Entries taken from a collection
⟨
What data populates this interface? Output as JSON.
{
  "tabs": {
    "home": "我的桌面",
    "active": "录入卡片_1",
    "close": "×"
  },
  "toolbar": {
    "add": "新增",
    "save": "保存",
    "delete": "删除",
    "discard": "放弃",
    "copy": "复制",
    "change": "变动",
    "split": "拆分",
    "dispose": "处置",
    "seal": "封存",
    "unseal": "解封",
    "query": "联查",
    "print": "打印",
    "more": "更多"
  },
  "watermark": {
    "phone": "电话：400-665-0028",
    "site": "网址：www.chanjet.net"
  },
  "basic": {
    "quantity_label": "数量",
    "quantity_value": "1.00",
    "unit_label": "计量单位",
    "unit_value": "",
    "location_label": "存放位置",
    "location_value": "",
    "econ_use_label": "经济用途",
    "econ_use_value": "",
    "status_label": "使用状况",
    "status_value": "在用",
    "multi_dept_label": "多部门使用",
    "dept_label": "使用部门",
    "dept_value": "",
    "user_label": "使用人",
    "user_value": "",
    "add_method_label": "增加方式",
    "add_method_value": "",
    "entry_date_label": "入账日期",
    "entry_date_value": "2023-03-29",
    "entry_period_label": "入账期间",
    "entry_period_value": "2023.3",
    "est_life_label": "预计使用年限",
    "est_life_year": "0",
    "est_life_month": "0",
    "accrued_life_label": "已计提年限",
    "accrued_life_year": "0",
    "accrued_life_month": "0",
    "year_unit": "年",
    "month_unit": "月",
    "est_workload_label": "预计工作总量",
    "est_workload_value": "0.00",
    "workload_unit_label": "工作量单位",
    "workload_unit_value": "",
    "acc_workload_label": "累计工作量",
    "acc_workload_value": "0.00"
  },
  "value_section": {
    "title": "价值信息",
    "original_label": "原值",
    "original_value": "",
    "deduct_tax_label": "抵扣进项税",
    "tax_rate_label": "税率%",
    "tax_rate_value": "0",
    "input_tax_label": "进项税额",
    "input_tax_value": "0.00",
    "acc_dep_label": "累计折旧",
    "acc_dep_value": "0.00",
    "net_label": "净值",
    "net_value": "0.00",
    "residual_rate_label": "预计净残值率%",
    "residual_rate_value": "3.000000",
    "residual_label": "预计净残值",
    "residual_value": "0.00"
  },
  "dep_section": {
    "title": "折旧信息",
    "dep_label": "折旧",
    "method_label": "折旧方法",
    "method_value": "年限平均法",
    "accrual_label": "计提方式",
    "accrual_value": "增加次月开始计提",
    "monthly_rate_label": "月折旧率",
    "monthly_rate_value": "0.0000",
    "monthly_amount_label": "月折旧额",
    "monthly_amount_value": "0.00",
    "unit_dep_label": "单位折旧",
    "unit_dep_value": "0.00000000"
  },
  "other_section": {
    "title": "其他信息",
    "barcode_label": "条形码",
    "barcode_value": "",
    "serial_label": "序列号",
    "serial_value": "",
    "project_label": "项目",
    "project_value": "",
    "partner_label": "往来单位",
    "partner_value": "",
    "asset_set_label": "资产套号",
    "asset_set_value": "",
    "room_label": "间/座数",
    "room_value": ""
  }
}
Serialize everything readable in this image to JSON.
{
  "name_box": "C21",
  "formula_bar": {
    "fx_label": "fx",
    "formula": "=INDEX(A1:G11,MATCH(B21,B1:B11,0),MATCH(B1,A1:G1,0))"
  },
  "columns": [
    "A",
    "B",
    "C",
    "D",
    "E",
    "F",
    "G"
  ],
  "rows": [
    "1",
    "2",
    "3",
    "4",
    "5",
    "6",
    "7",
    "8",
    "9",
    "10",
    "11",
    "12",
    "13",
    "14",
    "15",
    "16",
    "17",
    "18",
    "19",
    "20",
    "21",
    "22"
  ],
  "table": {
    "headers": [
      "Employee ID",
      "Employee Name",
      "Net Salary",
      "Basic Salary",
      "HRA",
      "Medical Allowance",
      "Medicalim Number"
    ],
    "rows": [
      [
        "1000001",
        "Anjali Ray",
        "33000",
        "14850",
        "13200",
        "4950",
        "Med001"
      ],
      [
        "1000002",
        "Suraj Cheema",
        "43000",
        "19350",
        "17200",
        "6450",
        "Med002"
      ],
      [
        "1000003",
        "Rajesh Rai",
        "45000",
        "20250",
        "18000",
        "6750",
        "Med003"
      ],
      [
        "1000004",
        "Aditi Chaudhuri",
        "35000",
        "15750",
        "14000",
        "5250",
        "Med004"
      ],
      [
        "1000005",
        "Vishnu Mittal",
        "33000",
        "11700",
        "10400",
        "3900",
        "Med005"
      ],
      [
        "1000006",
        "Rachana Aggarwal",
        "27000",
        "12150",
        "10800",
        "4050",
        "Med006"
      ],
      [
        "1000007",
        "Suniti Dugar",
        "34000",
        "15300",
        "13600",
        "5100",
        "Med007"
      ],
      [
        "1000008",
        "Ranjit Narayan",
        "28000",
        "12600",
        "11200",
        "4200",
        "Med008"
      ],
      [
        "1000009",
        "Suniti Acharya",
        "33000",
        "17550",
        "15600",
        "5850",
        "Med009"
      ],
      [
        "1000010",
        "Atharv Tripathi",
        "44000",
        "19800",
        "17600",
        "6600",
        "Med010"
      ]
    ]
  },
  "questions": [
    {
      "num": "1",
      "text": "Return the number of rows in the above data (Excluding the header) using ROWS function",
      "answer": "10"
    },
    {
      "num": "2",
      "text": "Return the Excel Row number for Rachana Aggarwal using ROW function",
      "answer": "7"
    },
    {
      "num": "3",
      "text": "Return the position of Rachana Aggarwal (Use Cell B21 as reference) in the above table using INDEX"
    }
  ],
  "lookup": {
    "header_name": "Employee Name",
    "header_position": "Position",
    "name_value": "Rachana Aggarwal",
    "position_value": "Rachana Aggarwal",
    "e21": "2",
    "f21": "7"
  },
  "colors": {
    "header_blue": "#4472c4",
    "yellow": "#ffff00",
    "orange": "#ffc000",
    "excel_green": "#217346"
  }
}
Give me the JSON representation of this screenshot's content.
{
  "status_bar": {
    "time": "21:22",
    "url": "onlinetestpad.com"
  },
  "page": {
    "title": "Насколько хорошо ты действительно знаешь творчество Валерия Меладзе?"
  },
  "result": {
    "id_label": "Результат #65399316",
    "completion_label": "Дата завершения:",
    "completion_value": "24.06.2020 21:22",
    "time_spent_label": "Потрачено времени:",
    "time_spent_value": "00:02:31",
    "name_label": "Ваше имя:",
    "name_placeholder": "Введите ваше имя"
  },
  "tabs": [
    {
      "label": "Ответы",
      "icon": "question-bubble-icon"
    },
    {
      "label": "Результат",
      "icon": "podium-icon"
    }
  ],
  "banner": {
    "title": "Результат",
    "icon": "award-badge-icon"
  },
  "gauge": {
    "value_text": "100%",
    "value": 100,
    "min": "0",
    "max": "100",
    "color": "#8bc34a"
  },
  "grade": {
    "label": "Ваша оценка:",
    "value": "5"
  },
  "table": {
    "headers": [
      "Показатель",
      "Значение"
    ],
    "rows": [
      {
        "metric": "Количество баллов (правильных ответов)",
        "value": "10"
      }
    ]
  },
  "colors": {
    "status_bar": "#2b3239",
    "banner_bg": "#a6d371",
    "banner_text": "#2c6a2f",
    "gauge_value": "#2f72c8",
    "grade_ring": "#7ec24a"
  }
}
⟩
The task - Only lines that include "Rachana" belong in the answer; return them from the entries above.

Result for this exercise -
        "Rachana Aggarwal",
      "text": "Return the Excel Row number for Rachana Aggarwal using ROW function",
      "text": "Return the position of Rachana Aggarwal (Use Cell B21 as reference) in the above table using INDEX"
    "name_value": "Rachana Aggarwal",
    "position_value": "Rachana Aggarwal",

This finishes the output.